The girls stayed with my parents and (as well as finishing off the school term) went to a local Medieval Faire, Mum emailed this photo of them all dressed up ready to go. (Emily's outfit was one of her school textiles projects last year, and Laura's dress is the one I wore to my Jane Austen birthday party.)

Thursday, September 18, 2014

Dutch Oven Garden


At the Garden Day I went to recently, I bought this succulent.
At last, something to plant in my old cast iron dutch oven.
A few months ago I left the pot burning too long in one spot, and the enamel cracked.
So I bought a new one the next time they were on sale at Aldi.
I couldn't bring myself to just throw it out and have been waiting to find some plants for it.
So this was a nice quick project after a day of garden inspiration.

I'm not sure if this is really going to grow, I have my suspicions about that plant stall,
but it's looking good, especially with some added colour from some mosaic tiles I found in the shed.
(which were long ago planned for another project).

Wednesday, September 17, 2014

Card designs for men



It's always hard to design cards for men, I find.
Here are the three cards I made for the fathers in our lives.
The one above was for my Dad, using the new Stampin' Up Flower Patch stamp set in a geometric way.
It reminds me of a peacock, or an American Indian headdress.


This one was for Steve, using some stickers I found a few years ago.
Oh, how I love these stickers, so much fun.
I stuck two little robots on to represent our girls, and stamped a few circle
designs randomly on the background. The bright colours really make this card pop.


This card for Steve's Dad was from my stash, I made it a while back,
not sure if I've shown it before. It features some Memory Box dies.

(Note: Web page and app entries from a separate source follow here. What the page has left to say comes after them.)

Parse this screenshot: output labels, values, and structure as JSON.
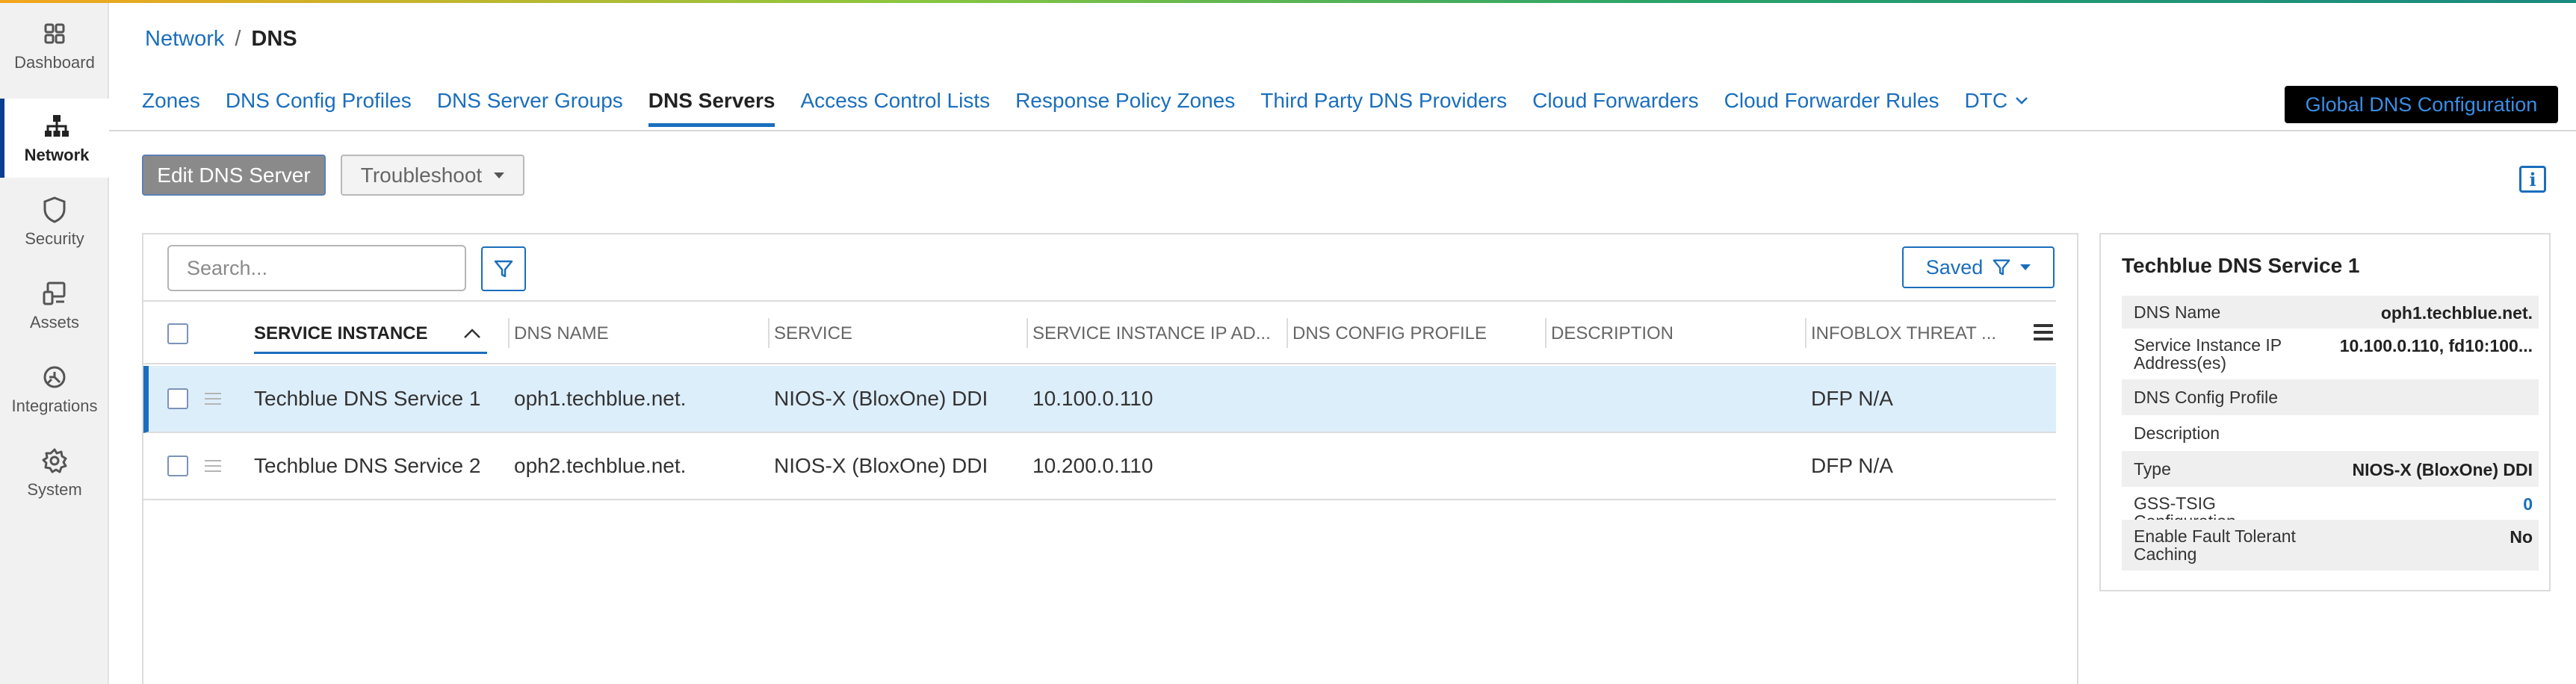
{
  "colors": {
    "accent": "#1a6ebd",
    "selected_row": "#ddeefb",
    "primary_disabled": "#8a8a8a",
    "global_btn_bg": "#000000"
  },
  "sidebar": {
    "items": [
      {
        "label": "Dashboard",
        "icon": "dashboard-grid-icon",
        "active": false
      },
      {
        "label": "Network",
        "icon": "network-icon",
        "active": true
      },
      {
        "label": "Security",
        "icon": "shield-icon",
        "active": false
      },
      {
        "label": "Assets",
        "icon": "devices-icon",
        "active": false
      },
      {
        "label": "Integrations",
        "icon": "integrations-icon",
        "active": false
      },
      {
        "label": "System",
        "icon": "gear-icon",
        "active": false
      }
    ]
  },
  "breadcrumb": {
    "parent": "Network",
    "separator": "/",
    "current": "DNS"
  },
  "tabs": [
    "Zones",
    "DNS Config Profiles",
    "DNS Server Groups",
    "DNS Servers",
    "Access Control Lists",
    "Response Policy Zones",
    "Third Party DNS Providers",
    "Cloud Forwarders",
    "Cloud Forwarder Rules",
    "DTC"
  ],
  "active_tab": "DNS Servers",
  "global_button": "Global DNS Configuration",
  "toolbar": {
    "edit_label": "Edit DNS Server",
    "troubleshoot_label": "Troubleshoot",
    "info_icon": "info-icon"
  },
  "grid": {
    "search_placeholder": "Search...",
    "saved_label": "Saved",
    "columns": [
      "SERVICE INSTANCE",
      "DNS NAME",
      "SERVICE",
      "SERVICE INSTANCE IP AD...",
      "DNS CONFIG PROFILE",
      "DESCRIPTION",
      "INFOBLOX THREAT ..."
    ],
    "rows": [
      {
        "service_instance": "Techblue DNS Service 1",
        "dns_name": "oph1.techblue.net.",
        "service": "NIOS-X (BloxOne) DDI",
        "ip": "10.100.0.110",
        "config_profile": "",
        "description": "",
        "threat": "DFP N/A",
        "selected": true
      },
      {
        "service_instance": "Techblue DNS Service 2",
        "dns_name": "oph2.techblue.net.",
        "service": "NIOS-X (BloxOne) DDI",
        "ip": "10.200.0.110",
        "config_profile": "",
        "description": "",
        "threat": "DFP N/A",
        "selected": false
      }
    ]
  },
  "detail": {
    "title": "Techblue DNS Service 1",
    "fields": [
      {
        "key": "DNS Name",
        "value": "oph1.techblue.net."
      },
      {
        "key": "Service Instance IP Address(es)",
        "value": "10.100.0.110, fd10:100..."
      },
      {
        "key": "DNS Config Profile",
        "value": ""
      },
      {
        "key": "Description",
        "value": ""
      },
      {
        "key": "Type",
        "value": "NIOS-X (BloxOne) DDI"
      },
      {
        "key": "GSS-TSIG Configuration",
        "value": "0"
      },
      {
        "key": "Enable Fault Tolerant Caching",
        "value": "No"
      }
    ]
  }
}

So there you go, three ideas for men - geometric, robots and nature designs.

Do you make your own cards?

Wednesday, September 10, 2014

Garden Inspiration


On Friday I went to a local Garden Day, and toured 8 gardens. Lately I've been looking out for inspiration wherever I go, thinking of our garden and what to plant where. The gardens on this tour were not particularly spectacular, but I did like the hedges of this one, so neat and classic.






Some of the best inspiration came from peeking through gates at gardens 
or parts of gardens NOT on show:






This suburb certainly is a lovely part of the world.
I went with my parents and aunt, and we also enjoyed the side entertainment - the microcars and cabin scooters (too cute) ...




the pipe and drum band playing Scottish tunes (and Waltzing Matilda),


and stalls full of beautiful things that we managed to resist. Although I did buy a few plants.
All in all, an enjoyable day out, despite some rain and a necessary dash into the lunch tent at one point.


On the way home I stopped at the op shop and bought some more garden design books,
I have quite the collection now, to read during afternoon teas.  Some of them are about 20 years old now, but I find I'm liking those styles better than some of the modern garden designs, (which seem to be all native grasses and outdoor kitchens and water features). I'm looking forward to planting out one corner of our front garden, where we've dug out about a million fishbone ferns*. It will take a few weeks to get it completely cleared and a stump ground out, so I've got some time to dream and plan and mark out before I head to the nursery.


*While at the Garden Day I discovered a stall telling me that actually quite a few plants well-known to our garden are noxious or environmental weeds, including these ferns. Hmm, more work to do.

Garden photos taken on my phone, some are also Instagram pics.